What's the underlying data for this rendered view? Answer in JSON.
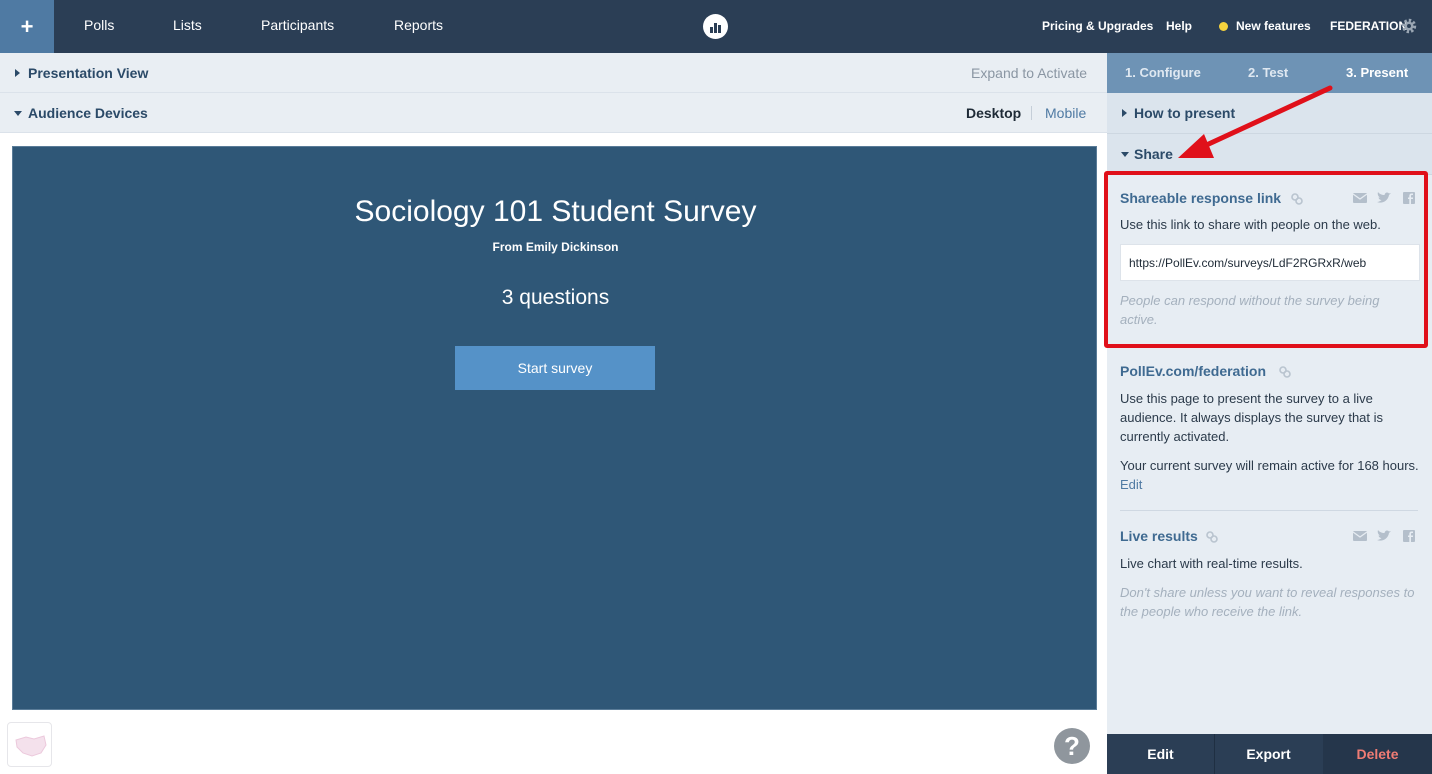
{
  "topnav": {
    "plus": "+",
    "items": [
      "Polls",
      "Lists",
      "Participants",
      "Reports"
    ],
    "pricing": "Pricing & Upgrades",
    "help": "Help",
    "new_features": "New features",
    "account": "FEDERATION"
  },
  "presentation_view": {
    "title": "Presentation View",
    "expand": "Expand to Activate"
  },
  "audience_devices": {
    "title": "Audience Devices",
    "desktop": "Desktop",
    "mobile": "Mobile"
  },
  "survey": {
    "title": "Sociology 101 Student Survey",
    "from": "From Emily Dickinson",
    "questions": "3 questions",
    "start": "Start survey"
  },
  "help_button": "?",
  "steps": [
    "1. Configure",
    "2. Test",
    "3. Present"
  ],
  "how_to_present": "How to present",
  "share": {
    "title": "Share",
    "shareable": {
      "title": "Shareable response link",
      "desc": "Use this link to share with people on the web.",
      "url": "https://PollEv.com/surveys/LdF2RGRxR/web",
      "note": "People can respond without the survey being active."
    },
    "pollev": {
      "title": "PollEv.com/federation",
      "desc": "Use this page to present the survey to a live audience. It always displays the survey that is currently activated.",
      "active_text": "Your current survey will remain active for 168 hours.",
      "edit": "Edit"
    },
    "live": {
      "title": "Live results",
      "desc": "Live chart with real-time results.",
      "note": "Don't share unless you want to reveal responses to the people who receive the link."
    }
  },
  "bottom_actions": {
    "edit": "Edit",
    "export": "Export",
    "delete": "Delete"
  },
  "colors": {
    "nav_bg": "#2b3e55",
    "stage_bg": "#2f5777",
    "accent": "#5592c8",
    "highlight": "#e0101a",
    "delete": "#f07c74"
  }
}
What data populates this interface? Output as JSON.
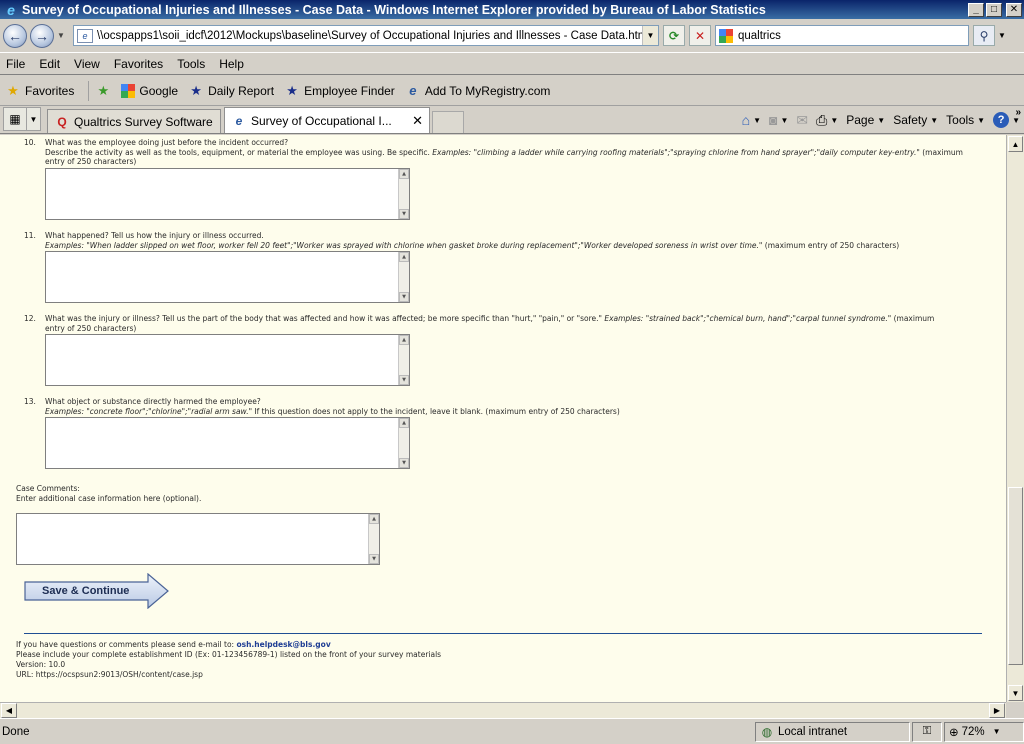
{
  "window": {
    "title": "Survey of Occupational Injuries and Illnesses - Case Data - Windows Internet Explorer provided by Bureau of Labor Statistics",
    "minimize": "_",
    "maximize": "□",
    "close": "✕"
  },
  "address": {
    "url": "\\\\ocspapps1\\soii_idcf\\2012\\Mockups\\baseline\\Survey of Occupational Injuries and Illnesses - Case Data.htm",
    "search_value": "qualtrics"
  },
  "menu": [
    "File",
    "Edit",
    "View",
    "Favorites",
    "Tools",
    "Help"
  ],
  "favorites_bar": {
    "favorites_label": "Favorites",
    "links": [
      {
        "label": "Google",
        "icon": "google-icon"
      },
      {
        "label": "Daily Report",
        "icon": "star-icon"
      },
      {
        "label": "Employee Finder",
        "icon": "star-icon"
      },
      {
        "label": "Add To MyRegistry.com",
        "icon": "ie-page-icon"
      }
    ]
  },
  "tabs": [
    {
      "label": "Qualtrics Survey Software",
      "active": false
    },
    {
      "label": "Survey of Occupational I...",
      "active": true
    }
  ],
  "command_bar": {
    "page": "Page",
    "safety": "Safety",
    "tools": "Tools"
  },
  "questions": [
    {
      "num": "10.",
      "text": "What was the employee doing just before the incident occurred?",
      "desc": "Describe the activity as well as the tools, equipment, or material the employee was using. Be specific.",
      "examples": "Examples: \"climbing a ladder while carrying roofing materials\";\"spraying chlorine from hand sprayer\";\"daily computer key-entry.\"",
      "tail": "(maximum entry of 250 characters)"
    },
    {
      "num": "11.",
      "text": "What happened? Tell us how the injury or illness occurred.",
      "desc": "",
      "examples": "Examples: \"When ladder slipped on wet floor, worker fell 20 feet\";\"Worker was sprayed with chlorine when gasket broke during replacement\";\"Worker developed soreness in wrist over time.\"",
      "tail": "(maximum entry of 250 characters)"
    },
    {
      "num": "12.",
      "text": "What was the injury or illness? Tell us the part of the body that was affected and how it was affected; be more specific than \"hurt,\" \"pain,\" or \"sore.\"",
      "desc": "",
      "examples": "Examples: \"strained back\";\"chemical burn, hand\";\"carpal tunnel syndrome.\"",
      "tail": "(maximum entry of 250 characters)"
    },
    {
      "num": "13.",
      "text": "What object or substance directly harmed the employee?",
      "desc": "",
      "examples": "Examples: \"concrete floor\";\"chlorine\";\"radial arm saw.\"",
      "tail": "If this question does not apply to the incident, leave it blank. (maximum entry of 250 characters)"
    }
  ],
  "comments": {
    "label": "Case Comments:",
    "hint": "Enter additional case information here (optional)."
  },
  "save_button": "Save & Continue",
  "footer": {
    "line1_prefix": "If you have questions or comments please send e-mail to:",
    "email": "osh.helpdesk@bls.gov",
    "line2": "Please include your complete establishment ID (Ex: 01-123456789-1) listed on the front of your survey materials",
    "version": "Version: 10.0",
    "url": "URL: https://ocspsun2:9013/OSH/content/case.jsp"
  },
  "status": {
    "text": "Done",
    "zone": "Local intranet",
    "zoom": "72%"
  },
  "colors": {
    "content_bg": "#fefdec",
    "link": "#1f3e94",
    "titlebar": "#0a246a"
  }
}
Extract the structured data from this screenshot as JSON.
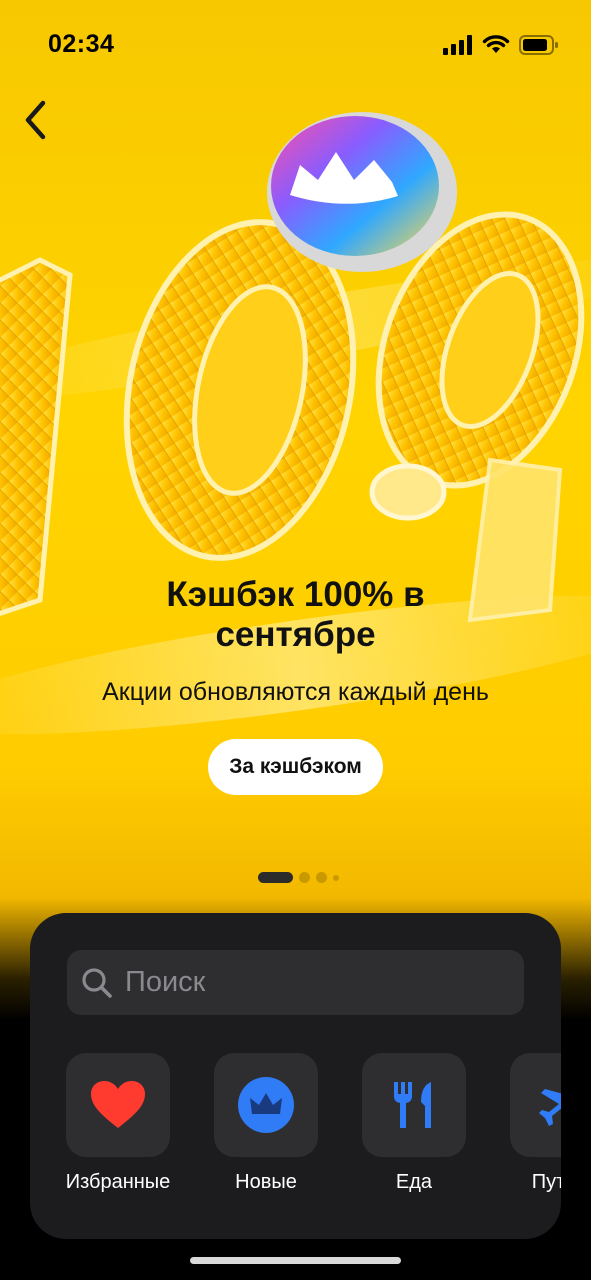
{
  "status_bar": {
    "time": "02:34"
  },
  "navigation": {
    "back_icon": "chevron-left-icon"
  },
  "promo": {
    "title": "Кэшбэк 100% в сентябре",
    "subtitle": "Акции обновляются каждый день",
    "button_label": "За кэшбэком"
  },
  "pager": {
    "total_pages": 4,
    "current_page": 1
  },
  "search": {
    "placeholder": "Поиск",
    "icon": "search-icon"
  },
  "categories": [
    {
      "label": "Избранные",
      "icon": "heart-icon",
      "color": "#ff3b30"
    },
    {
      "label": "Новые",
      "icon": "crown-icon",
      "color": "#2f7cf6"
    },
    {
      "label": "Еда",
      "icon": "fork-knife-icon",
      "color": "#2f7cf6"
    },
    {
      "label": "Путеш",
      "icon": "airplane-icon",
      "color": "#2f7cf6"
    }
  ],
  "colors": {
    "hero_yellow": "#ffd400",
    "sheet_bg": "#1c1c1e",
    "accent_blue": "#2f7cf6",
    "favorite_red": "#ff3b30"
  }
}
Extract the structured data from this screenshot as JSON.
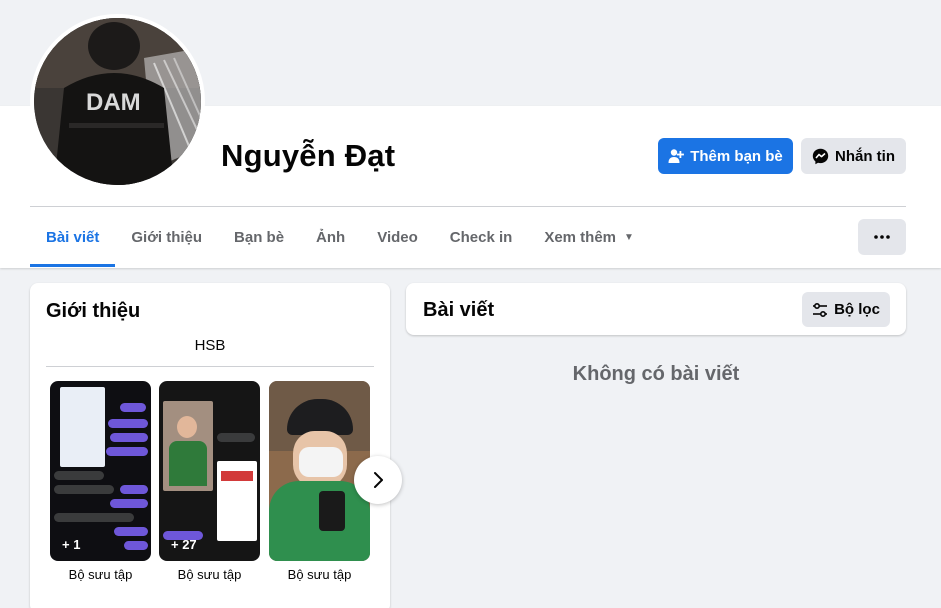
{
  "profile": {
    "name": "Nguyễn Đạt"
  },
  "actions": {
    "add_friend_label": "Thêm bạn bè",
    "message_label": "Nhắn tin",
    "more_label": "···"
  },
  "tabs": [
    {
      "label": "Bài viết",
      "active": true
    },
    {
      "label": "Giới thiệu",
      "active": false
    },
    {
      "label": "Bạn bè",
      "active": false
    },
    {
      "label": "Ảnh",
      "active": false
    },
    {
      "label": "Video",
      "active": false
    },
    {
      "label": "Check in",
      "active": false
    },
    {
      "label": "Xem thêm",
      "active": false
    }
  ],
  "intro": {
    "title": "Giới thiệu",
    "bio": "HSB",
    "collections": [
      {
        "count": "+ 1",
        "label": "Bộ sưu tập"
      },
      {
        "count": "+ 27",
        "label": "Bộ sưu tập"
      },
      {
        "count": "",
        "label": "Bộ sưu tập"
      }
    ]
  },
  "posts": {
    "title": "Bài viết",
    "filter_label": "Bộ lọc",
    "empty_text": "Không có bài viết"
  },
  "colors": {
    "accent": "#1b74e4",
    "secondary_button": "#e4e6eb",
    "muted_text": "#65676b",
    "background": "#f0f2f5"
  },
  "icons": {
    "add_friend": "person-plus-icon",
    "message": "messenger-icon",
    "more": "more-horizontal-icon",
    "filter": "filter-sliders-icon",
    "next": "chevron-right-icon",
    "dropdown": "caret-down-icon"
  }
}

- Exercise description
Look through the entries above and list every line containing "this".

- Exercise solution
What's the underlying data for this rendered view? Answer in JSON.
      "desc": "Use this link to share with people on the web.",
      "desc": "Use this page to present the survey to a live audience. It always displays the survey that is currently activated.",
What data populates this interface? Output as JSON.
      "tail": "If this question does not apply to the incident, leave it blank. (maximum entry of 250 characters)"
Extract the structured data from this screenshot as JSON.
Extract the structured data from this screenshot as JSON.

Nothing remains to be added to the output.